Early December 1966. It’s a bitter cold day in New York City. A blizzard has left the usually bustling city streets deserted-empty but for a few stranded taxi cabs and some vacated corner stands. Smoke from the subway rose up from the metal grates in the sidewalk-that smoke the only thing warm for miles around, fought the cold winter air, trying to reclaim the city. It’s a losing battle though, the cold has taken over and won the battle on this particular winter day.
Ed walks the streets alone, trying to navigate through the drifts of snow, brief fogs of smoke from the underground subway, and rows of stranded cabs and empty newsstands obscure his path. He’s never been to New York before. On leave from the Army mid way through a tour of duty in Vietnam, he’s happy to be “home” even if it means being stuck in downtown Manhattan in what the papers are reporting as “the blizzard of the century.” It’s better than being shot at in the jungle. Not like he would know fully-being a radio operator and repair technician, he’s stationed on a navy ship just off the coast and clandestinely boated in when a tower needs adjustment or a unit needs repair. Even though he’s been stationed in Vietnam for over a year, he’s spent less than two days on dry land, spending the majority of his time in a small bunk on a large battleship just off the shoreline.
He spots a stranded family, father, mother straddling an infant chid, and another young child in tow. The family struggles to walk in the driving snow, clinging together, he watches as they traverse the snowscape. He wonders about the family. Where are they from? Where are they going? How will they survive these empty city streets in this bitter cold?
He adjusts his tie several times before putting on his heavy winter coat. The papers said snow today so he’s adding heavy layers, but he still wants to look his best. It’s an important day. Nervous, he paces up and down the long hallway of his brownstone, waiting for his wife to ready their two children. This is a day he’s been waiting for-the day he is to be sworn in as an attorney for the State of New York. He’s come this far and now fidgets during the last few minutes waiting. He wonders if he will make it to the service on time with all the snow that papers have reporter.
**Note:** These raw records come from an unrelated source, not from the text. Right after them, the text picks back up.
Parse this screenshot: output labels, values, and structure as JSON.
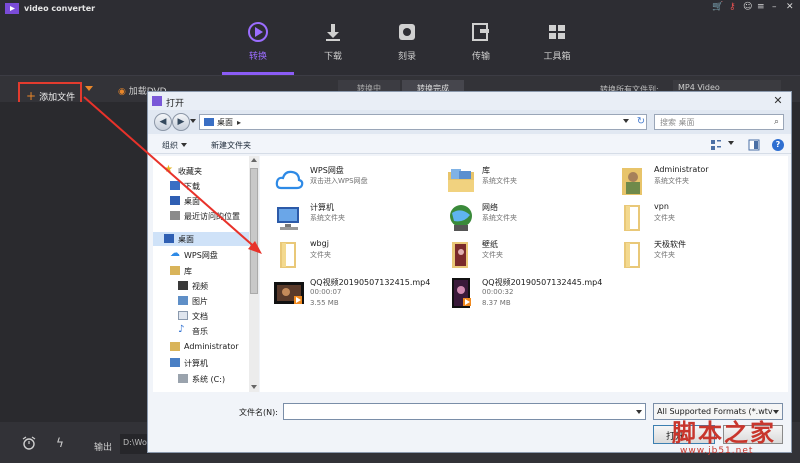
{
  "app": {
    "title": "video converter",
    "nav_tabs": [
      {
        "label": "转换",
        "icon": "convert-icon",
        "active": true
      },
      {
        "label": "下载",
        "icon": "download-icon"
      },
      {
        "label": "刻录",
        "icon": "burn-icon"
      },
      {
        "label": "传输",
        "icon": "transfer-icon"
      },
      {
        "label": "工具箱",
        "icon": "toolbox-icon"
      }
    ],
    "add_file_label": "添加文件",
    "load_dvd_label": "加载DVD",
    "segments": [
      "转换中",
      "转换完成"
    ],
    "convert_all_label": "转换所有文件到:",
    "format_value": "MP4 Video",
    "output_label": "输出",
    "output_path": "D:\\Wo",
    "accent_color": "#8b5cf6",
    "highlight_color": "#e23b2e"
  },
  "dialog": {
    "title": "打开",
    "address": "桌面",
    "search_placeholder": "搜索 桌面",
    "organize_label": "组织",
    "new_folder_label": "新建文件夹",
    "nav": [
      {
        "label": "收藏夹",
        "icon": "star-icon"
      },
      {
        "label": "下载",
        "icon": "downloads-icon"
      },
      {
        "label": "桌面",
        "icon": "desktop-icon"
      },
      {
        "label": "最近访问的位置",
        "icon": "recent-icon"
      },
      {
        "label": "桌面",
        "icon": "desktop-icon",
        "selected": true
      },
      {
        "label": "WPS网盘",
        "icon": "cloud-icon"
      },
      {
        "label": "库",
        "icon": "library-icon"
      },
      {
        "label": "视频",
        "icon": "video-icon"
      },
      {
        "label": "图片",
        "icon": "picture-icon"
      },
      {
        "label": "文档",
        "icon": "document-icon"
      },
      {
        "label": "音乐",
        "icon": "music-icon"
      },
      {
        "label": "Administrator",
        "icon": "user-icon"
      },
      {
        "label": "计算机",
        "icon": "computer-icon"
      },
      {
        "label": "系统 (C:)",
        "icon": "drive-icon"
      }
    ],
    "items": [
      {
        "name": "WPS网盘",
        "desc": "双击进入WPS网盘",
        "icon": "cloud-icon"
      },
      {
        "name": "库",
        "desc": "系统文件夹",
        "icon": "library-icon"
      },
      {
        "name": "Administrator",
        "desc": "系统文件夹",
        "icon": "user-folder-icon"
      },
      {
        "name": "计算机",
        "desc": "系统文件夹",
        "icon": "computer-icon"
      },
      {
        "name": "网络",
        "desc": "系统文件夹",
        "icon": "network-icon"
      },
      {
        "name": "vpn",
        "desc": "文件夹",
        "icon": "folder-icon"
      },
      {
        "name": "wbgj",
        "desc": "文件夹",
        "icon": "folder-icon"
      },
      {
        "name": "壁纸",
        "desc": "文件夹",
        "icon": "wallpaper-folder-icon"
      },
      {
        "name": "天极软件",
        "desc": "文件夹",
        "icon": "folder-icon"
      },
      {
        "name": "QQ视频20190507132415.mp4",
        "desc": "00:00:07",
        "size": "3.55 MB",
        "icon": "video-thumb-icon"
      },
      {
        "name": "QQ视频20190507132445.mp4",
        "desc": "00:00:32",
        "size": "8.37 MB",
        "icon": "video-thumb-icon"
      }
    ],
    "filename_label": "文件名(N):",
    "filename_value": "",
    "filter_value": "All Supported Formats (*.wtv",
    "open_label": "打开"
  },
  "watermark": {
    "text": "脚本之家",
    "url": "www.jb51.net"
  }
}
It’s blistery cold and snowing outside. The young couple travel with difficulty to the district courthouse. With two children, one an infant, travel in the city is almost impossible. The young family snakes its way around mountains of snow, stranded cabs, and empty newsstands, en route to the courthouse.
The baby cries as the father raises his right hand and takes the oath. The judge says, “I’m going to keep this short,” and performs the rest of the service. “Go home now,” he says, “the weather is turning. And please take care of that baby.”
Besides the wintery cold and blizzard conditions in New York, what do these two stories have in common?
Ed, the stranded army radio operator survived his tour of duty, returned to the ‘States, and got a job working with computers in a high-tech company.
The infant child grew, attended school, eventually completed engineering school, and secured her first job working at the same high-tech company as Ed.
I worked with Ed for almost four years before we figured out we had met before, a long time ago, on the bitter cold streets of New York during what the papers had dubbed, “the blizzard of the century.”
Are you a child of destiny? Do you believe there are a finite number of people you must meet before you die? Or is it all just happenstance?
Memento mori works in mysterious ways.
Until next time…